4. Lead-to-opportunity ratio tracks the percentage of leads that convert to opportunities. This KPI can be thought of as the effort it takes to qualify a lead and turn it into an opportunity. You can use this metric to track the number of opportunities in your pipeline and better forecast your team’s sales performance.
As the sales “closers,” AEs take leads from SDRs to turn them into paying customers. These KPI focus on the final stages of the sales process.
1. Opportunity-to-win ratio (a.k.a. win rate) measures the overall success of your rep’s prospecting efforts—from an early opportunity to a closed-won. This KPI is helpful in spotting misses, stalls, objections, conversions, and ultimate successes and shows leaders where to step in with extra coaching or training.
2. Deal win-loss ratio (or win-loss analysis) is a calculation of won opportunities over lost opportunities. This KPI is essential for understanding why deals are won or lost and can help decode the process of losing versus successful deals. Sales teams and leaders can look at the data, analyze it, and deliberate the next steps based on the outcome.
Read More: How to Conduct a Win/Loss Analysis
Sales and Marketing Alignment
These KPI help you understand and align your sales and marketing efforts. When departments operate cohesively, customers enjoy a smoother experience from initial marketing messages through sales demos and deal closings.
1. Number of leads in each funnel stage looks at leads from a sales and a marketing perspective. Each category below is important to assess a pipeline filled with prospective SQLs (sales qualified leads) capable of making a purchasing decision in the near future.
- Marketing qualified leads (MQLs) are ready to be contacted by a sales rep based on responses to campaigns, e.g., filling in a web form or downloading an ebook.
- Sales accepted leads (SALs) are MQLs that have been passed on to sales reps to contact and convert to a business opportunity.
- SQLs are prospects that have been contacted by a sales rep to explore their interest and actual ability to purchase. Leads become sales qualified once they have a clear idea of what they need in a solution, know their budget, and have been nurtured by marketing and sales. Once qualified, they can move down the sales funnel,.

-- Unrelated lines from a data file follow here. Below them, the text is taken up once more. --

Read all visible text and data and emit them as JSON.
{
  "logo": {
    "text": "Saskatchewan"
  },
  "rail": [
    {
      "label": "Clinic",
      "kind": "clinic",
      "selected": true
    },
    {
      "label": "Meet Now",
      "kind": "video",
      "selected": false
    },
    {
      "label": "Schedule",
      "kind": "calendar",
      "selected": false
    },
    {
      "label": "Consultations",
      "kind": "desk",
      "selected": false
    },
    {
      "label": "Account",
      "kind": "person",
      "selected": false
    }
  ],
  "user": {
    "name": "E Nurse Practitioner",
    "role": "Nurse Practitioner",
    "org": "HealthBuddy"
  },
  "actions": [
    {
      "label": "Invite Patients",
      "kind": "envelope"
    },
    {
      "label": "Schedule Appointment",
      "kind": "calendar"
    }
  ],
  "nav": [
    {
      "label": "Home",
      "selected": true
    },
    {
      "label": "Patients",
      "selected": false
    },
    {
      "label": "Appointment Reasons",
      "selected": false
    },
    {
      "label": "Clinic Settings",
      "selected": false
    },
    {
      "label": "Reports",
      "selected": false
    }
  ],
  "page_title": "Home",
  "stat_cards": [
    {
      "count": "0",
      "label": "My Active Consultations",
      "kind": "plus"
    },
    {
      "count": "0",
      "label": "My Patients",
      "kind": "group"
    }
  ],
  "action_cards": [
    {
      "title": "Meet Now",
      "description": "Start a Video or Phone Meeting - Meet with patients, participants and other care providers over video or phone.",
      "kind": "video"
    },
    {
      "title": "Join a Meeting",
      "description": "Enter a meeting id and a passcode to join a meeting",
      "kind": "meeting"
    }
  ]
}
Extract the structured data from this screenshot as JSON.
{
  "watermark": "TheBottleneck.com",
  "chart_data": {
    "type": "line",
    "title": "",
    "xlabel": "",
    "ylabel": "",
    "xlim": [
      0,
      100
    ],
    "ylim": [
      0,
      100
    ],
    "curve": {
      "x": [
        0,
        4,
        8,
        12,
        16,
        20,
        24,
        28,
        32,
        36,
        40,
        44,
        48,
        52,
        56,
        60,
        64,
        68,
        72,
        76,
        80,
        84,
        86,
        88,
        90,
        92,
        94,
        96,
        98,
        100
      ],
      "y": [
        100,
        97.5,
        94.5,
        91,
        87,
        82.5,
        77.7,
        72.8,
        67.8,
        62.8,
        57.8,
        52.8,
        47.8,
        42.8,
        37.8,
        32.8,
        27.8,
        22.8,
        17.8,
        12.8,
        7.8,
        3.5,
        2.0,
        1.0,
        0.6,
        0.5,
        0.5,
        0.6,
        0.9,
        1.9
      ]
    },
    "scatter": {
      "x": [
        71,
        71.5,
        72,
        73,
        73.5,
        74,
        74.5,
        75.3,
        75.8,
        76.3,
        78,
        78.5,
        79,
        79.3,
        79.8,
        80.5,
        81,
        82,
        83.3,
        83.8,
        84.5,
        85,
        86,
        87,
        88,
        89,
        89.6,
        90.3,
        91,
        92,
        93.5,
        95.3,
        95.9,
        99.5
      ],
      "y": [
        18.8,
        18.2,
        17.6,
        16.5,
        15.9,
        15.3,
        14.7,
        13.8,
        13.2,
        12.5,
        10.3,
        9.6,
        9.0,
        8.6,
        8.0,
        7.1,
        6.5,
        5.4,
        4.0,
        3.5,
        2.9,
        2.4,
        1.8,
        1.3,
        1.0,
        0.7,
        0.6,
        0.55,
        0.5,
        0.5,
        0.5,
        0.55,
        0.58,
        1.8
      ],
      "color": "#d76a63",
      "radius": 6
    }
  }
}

2. Customer churn rate measures the rate at which you lose customers, most often in the form of cancellations or non-renewals. Given that it costs less to retain a current customer than to attain a new one, a low churn rate is a significant indicator of sustained revenue.
3. Customer engagement tracks the consistency of interactions and communications between a company and its customers. Active customer engagement can include the following: event attendance, content views, interaction on social media, product reviews and comments, website engagement, and app or device use. As a general rule, higher customer engagement can increase customer satisfaction, brand advocacy, and overall revenue.
4. Upsell and cross-sell rates tracks when, how, and to what type of customer your sales reps are upselling and cross-selling. Keeping track of upsell and cross-sell initiatives can reveal needs that similar customers may have and uncover product features that either work or don’t.
5. Customer lifetime value (CLV) measures or estimates the total revenue your company has or will likely generate from a particular customer. This KPI is valuable for knowing how profitable a certain customer is and the key factors that drive their CLV, like customer experience and satisfaction.
To help your reps grow revenue, set and track specific KPIs. Deciding on the right KPIs differs from company to company, and sales teams often have their own metrics that don’t apply to other departments. Before choosing KPIs for your sales teams, make sure to outline objectives and what actions to take to overcome challenges.